Every day, i read more articles about child abuse and online sexual predators. They make me sad but they also make me very frustrated because the more we talk about these cases of strangers abusing children, the less we talk about the real perpetrators of child abuse: adults who know children intimately. Today, i ran across a phenomenal article by Peter Reilly entitled The Facts About Online Sex Abuse and Schools. In it, he shares a lot of data about perpetrators, the state of child abuse in general, and the importance of not buying into the fear. Two of the images that he shares capture my unbearable frustration with our obsession with online sexual predators:
Of course, while the hype and paranoia continues, researchers are showing that teens are safer than adults think. Even The National Center for Missing and Exploited Children is saying that things are getting better: new data in their longitudinal study of online victimization shows that only 4% of youth were asked for a naked or sexually explicit photo (down from 5 years ago).
Of course, i’m painfully aware that facts are worthless in a fight against paranoia and panic and this makes me tear my hair out. I wish i had the first clue how to stop a moral panic from doing the cultural damage that this panic has inflicted on teens. I talk to teenagers who are afraid of the Internet because they think it’s dangerous. I talk to teenagers whose parents believe everything they hear on Fox and have barred them from the Internet. How can we educate our youth about how to be responsible users of the Internet when we’re flipping out? ::sigh::
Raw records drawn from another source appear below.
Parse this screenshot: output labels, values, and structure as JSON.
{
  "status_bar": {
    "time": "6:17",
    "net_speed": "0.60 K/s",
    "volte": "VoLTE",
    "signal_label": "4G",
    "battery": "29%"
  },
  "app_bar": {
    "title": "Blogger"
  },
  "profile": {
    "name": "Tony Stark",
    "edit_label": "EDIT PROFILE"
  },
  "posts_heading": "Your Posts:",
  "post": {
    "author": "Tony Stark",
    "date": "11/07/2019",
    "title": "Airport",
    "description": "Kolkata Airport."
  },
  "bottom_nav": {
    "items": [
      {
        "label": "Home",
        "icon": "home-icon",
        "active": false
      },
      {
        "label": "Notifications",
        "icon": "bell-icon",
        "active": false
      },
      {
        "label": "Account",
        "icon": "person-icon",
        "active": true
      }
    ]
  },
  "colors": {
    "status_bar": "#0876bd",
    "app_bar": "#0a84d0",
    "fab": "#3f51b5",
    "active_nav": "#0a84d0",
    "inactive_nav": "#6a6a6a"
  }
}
I think that Pete Reilly put it well in his article:
When we slice the “less than five percent pie” into these smaller pieces, the risk gets much, much smaller. Of course, statistics aren’t going to matter much if you are the parent of a child who has had an online incident, or the leader of school that has experienced one.
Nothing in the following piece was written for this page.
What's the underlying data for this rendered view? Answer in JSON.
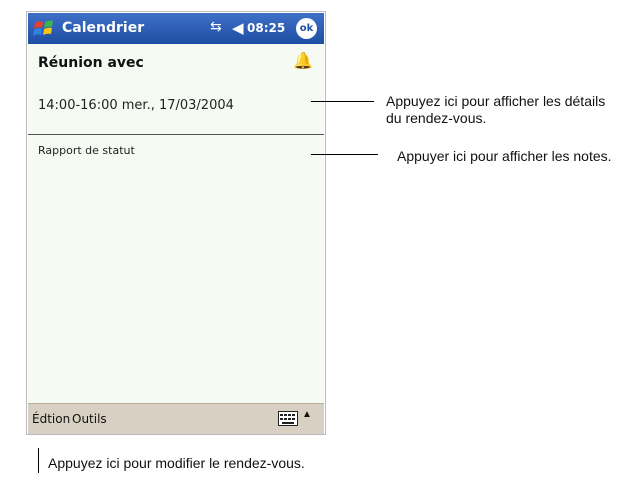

The question is, “Are we going to take a ‘zero risk’ approach to using technology and the tools of the Web?”
We don’t take a “zero risk” approach with our sports programs where the chance of injury, paralysis, and, in rare cases, death, is always present. We don’t take that approach with field trips where students travel to museums and historical sites in locations where they might be touched by crime. We don’t take that approach with recess on our playgrounds, or transporting our kids to and from school.
We can never eliminate all risk; but there are ways to maximize our students’ safety while using these incredibly powerful tools. Each tool needs to be analyzed individually to ascertain its benefits and the specific risks it might present. From there, thoughtful people can find solutions to the student safety issues that may arise.